CLEARWATER -- There are '80s bands (the synths, the Frank Lloyd Wright hair, the glammy sheen) and then there are bands that were simply born in the '80s. For all the Midnight Runners and Seagulls flitting about, that magical decade was the last great calendar span for everlasting music. U2 transcended. Metallica and Madonna, too.
Because I'm a critic and spend my days debating such heavyweight issues, I routinely argue to a froth that Tears for Fears transcends '80s-stuck status, as well. Yes, the duo of Roland Orzabal and Curt Smith couldn't have been born at any other time. (Big hair, dumb videos, etc.) But the Brits have proved substantially more than their b-day, too.
Maybe they're not as good as Duran Duran, but hey, they're definitely not Kajagoogoo, either. (No offense.)
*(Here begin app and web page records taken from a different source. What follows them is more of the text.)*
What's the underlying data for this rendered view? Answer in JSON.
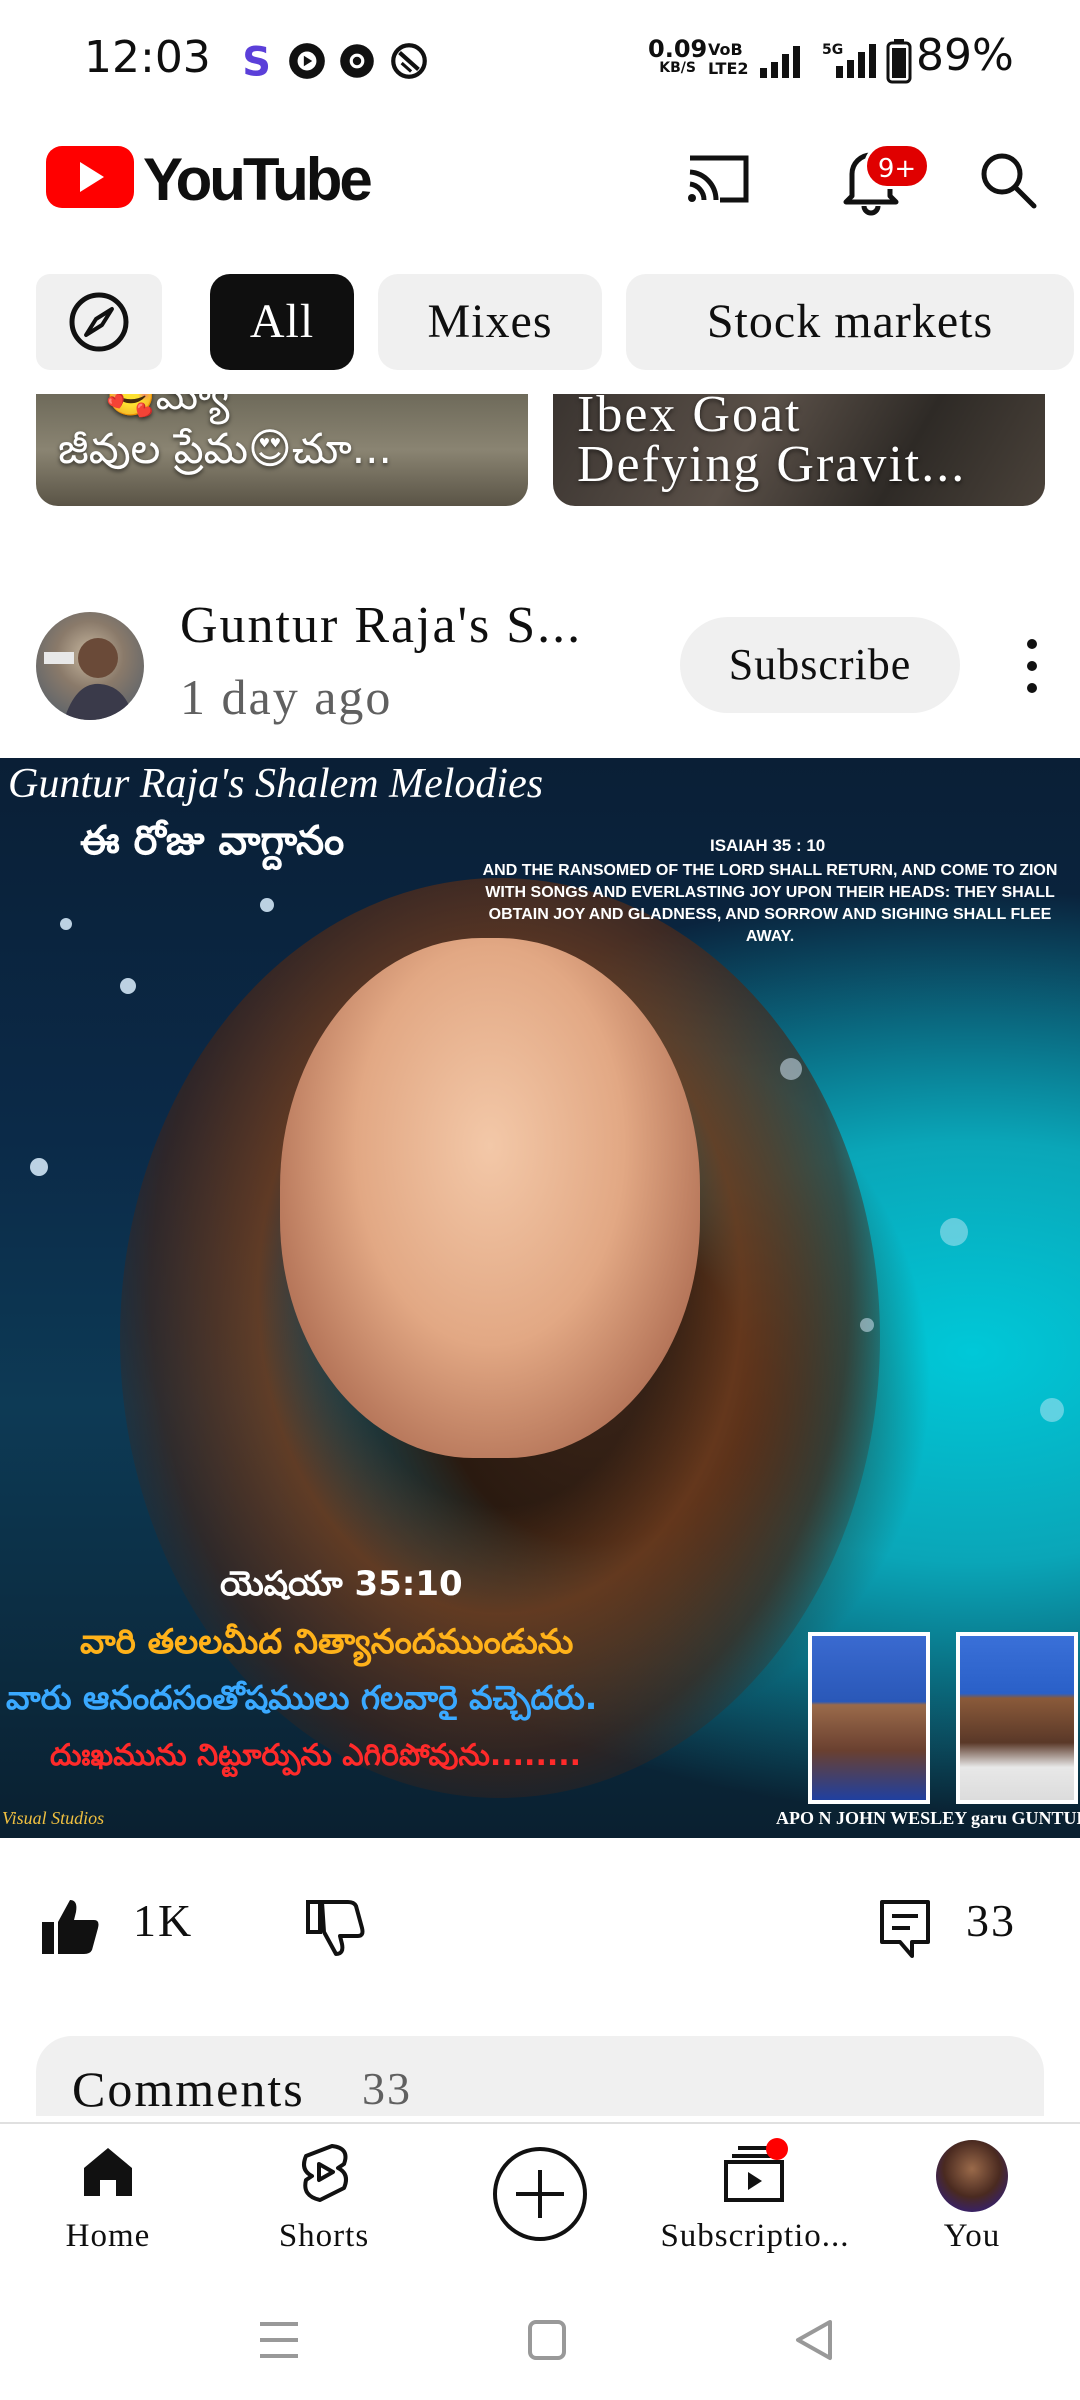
{
  "status_bar": {
    "time": "12:03",
    "net_speed_value": "0.09",
    "net_speed_unit": "KB/S",
    "volte_label_1": "VoB",
    "volte_label_2": "LTE2",
    "network_5g": "5G",
    "battery_percent": "89%"
  },
  "app_bar": {
    "logo_text": "YouTube",
    "notification_badge": "9+"
  },
  "chips": {
    "explore_icon": "compass-icon",
    "items": [
      "All",
      "Mixes",
      "Stock markets"
    ],
    "selected": "All"
  },
  "shorts": [
    {
      "title_top": "🥰మ్యో",
      "title": "జీవుల ప్రేమ😍చూ..."
    },
    {
      "title_line1": "Ibex Goat",
      "title_line2": "Defying Gravit..."
    }
  ],
  "post": {
    "channel_name": "Guntur Raja's S...",
    "time_ago": "1 day ago",
    "subscribe_label": "Subscribe",
    "image": {
      "header": "Guntur Raja's Shalem Melodies",
      "telugu_top": "ఈ రోజు వాగ్దానం",
      "verse_ref": "ISAIAH 35 : 10",
      "verse_text": "AND THE RANSOMED OF THE LORD SHALL RETURN, AND COME TO ZION WITH SONGS AND EVERLASTING JOY UPON THEIR HEADS: THEY SHALL OBTAIN JOY AND GLADNESS, AND SORROW AND SIGHING SHALL FLEE AWAY.",
      "telugu_ref": "యెషయా 35:10",
      "line_1": "వారి తలలమీద నిత్యానందముండును",
      "line_2": "వారు ఆనందసంతోషములు గలవారై వచ్చెదరు.",
      "line_3": "దుఃఖమును నిట్టూర్పును ఎగిరిపోవును........",
      "credit": "APO N JOHN WESLEY garu GUNTUR RAJA garu",
      "studio": "Visual Studios"
    },
    "like_count": "1K",
    "comment_count": "33"
  },
  "comments": {
    "label": "Comments",
    "count": "33"
  },
  "bottom_nav": {
    "items": [
      {
        "label": "Home",
        "icon": "home-icon"
      },
      {
        "label": "Shorts",
        "icon": "shorts-icon"
      },
      {
        "label": "",
        "icon": "create-icon"
      },
      {
        "label": "Subscriptio...",
        "icon": "subscriptions-icon"
      },
      {
        "label": "You",
        "icon": "avatar"
      }
    ]
  },
  "colors": {
    "brand_red": "#ff0000",
    "chip_selected_bg": "#0f0f0f",
    "chip_bg": "#f0f0f0",
    "secondary_text": "#606060"
  }
}
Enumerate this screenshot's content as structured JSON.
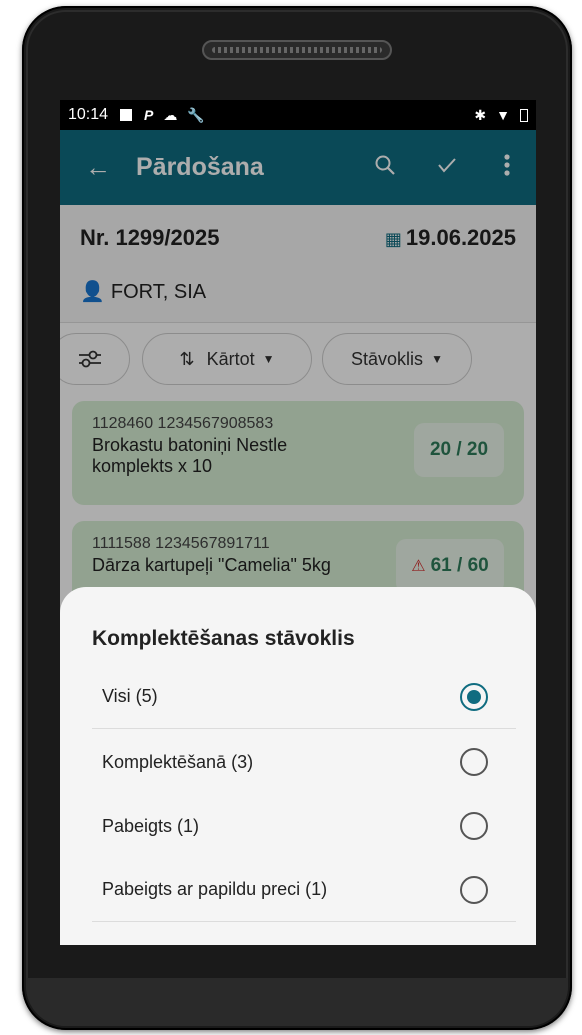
{
  "status_bar": {
    "time": "10:14"
  },
  "app_bar": {
    "title": "Pārdošana"
  },
  "document": {
    "number": "Nr. 1299/2025",
    "date": "19.06.2025",
    "client": "FORT, SIA"
  },
  "filters": {
    "sort_label": "Kārtot",
    "state_label": "Stāvoklis"
  },
  "items": [
    {
      "code": "1128460 1234567908583",
      "name": "Brokastu batoniņi Nestle komplekts x 10",
      "qty": "20 / 20"
    },
    {
      "code": "1111588 1234567891711",
      "name": "Dārza kartupeļi \"Camelia\" 5kg",
      "qty": "61 / 60"
    }
  ],
  "sheet": {
    "title": "Komplektēšanas stāvoklis",
    "options": [
      {
        "label": "Visi (5)",
        "selected": true
      },
      {
        "label": "Komplektēšanā (3)",
        "selected": false
      },
      {
        "label": "Pabeigts (1)",
        "selected": false
      },
      {
        "label": "Pabeigts ar papildu preci (1)",
        "selected": false
      }
    ]
  },
  "colors": {
    "primary": "#0f6c80",
    "item_bg": "#d7efd5",
    "qty_text": "#2e7d5a",
    "warning": "#d32f2f"
  }
}
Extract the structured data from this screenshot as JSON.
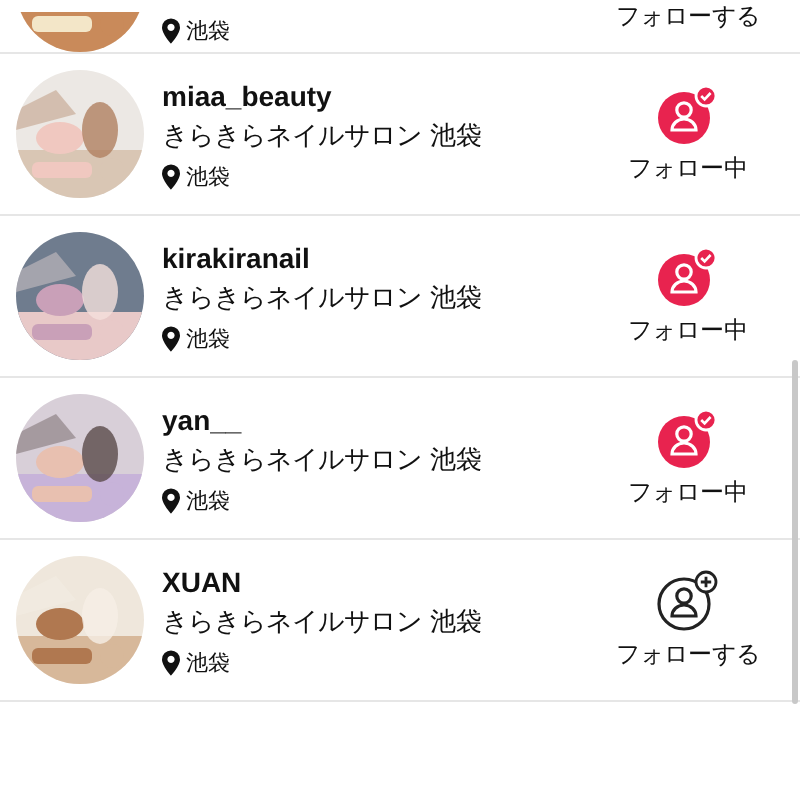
{
  "users": [
    {
      "location": "池袋",
      "follow_label": "フォローする"
    },
    {
      "name": "miaa_beauty",
      "salon": "きらきらネイルサロン 池袋",
      "location": "池袋",
      "following": true,
      "follow_label": "フォロー中"
    },
    {
      "name": "kirakiranail",
      "salon": "きらきらネイルサロン 池袋",
      "location": "池袋",
      "following": true,
      "follow_label": "フォロー中"
    },
    {
      "name": "yan__",
      "salon": "きらきらネイルサロン 池袋",
      "location": "池袋",
      "following": true,
      "follow_label": "フォロー中"
    },
    {
      "name": "XUAN",
      "salon": "きらきらネイルサロン 池袋",
      "location": "池袋",
      "following": false,
      "follow_label": "フォローする"
    }
  ]
}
Maybe you don't agree with me, but the 1,955 fans at a nearly sold-out Ruth Eckerd Hall on Wednesday certainly did. TFF drew a big, passionate crowd to the venue, robust testament to the group's enduring hook-based songs that honor substance over Spandexed artifice.
Confident in a catalog that runs deeper than most remember (or at least deeper than your old cassette of 1985 album Songs From the Big Chair), Orzabal and Smith, backed by a four-piece crew, opened with a chilling choral version of Mad World. They then segued into that tickly opening line of Everybody Wants to Rule the World, the entire venue lifting to its rapturous feet.
The 90-minute setlist was smartly blended, with know-'em-by-hearters (the Beatlesesque Sowing the Seeds of Love) tucked between album cuts (the thumping Call Me Mellow) that showed the boys have morphed from sensitive New Wavers into a thoroughly rocking outfit. They're also much loopier than their solemn MTV personae, especially Orzabal, who crooned a cheeky-cool cover of Billie Jean.
The boys traded off on lead vocal and soared on the harmonies, a still-moving merging of octave-spanning derring-do, from Princely falsetto to rumbling lows. After the MJ salute, TFF launched into a fantastically melodic five-song finish: Pale Shelter (trust me, you know it) Break It Down Again (you know that, too), Head Over Heels and, for the encores, Woman in Chains and Shout.
At one point in the show, the constantly mugging Orzabal said, "We're not just known for our '80s classics," then, after a straight-man pause, goofed, "YES WE ARE!" Of course, he could laugh about it because he's in Tears for Fears and not Men Without Hats. (No offense.)
Sean Daly can be reached at (727) 893-8467 or email@example.com. His Pop Life column runs every Sunday in Floridian.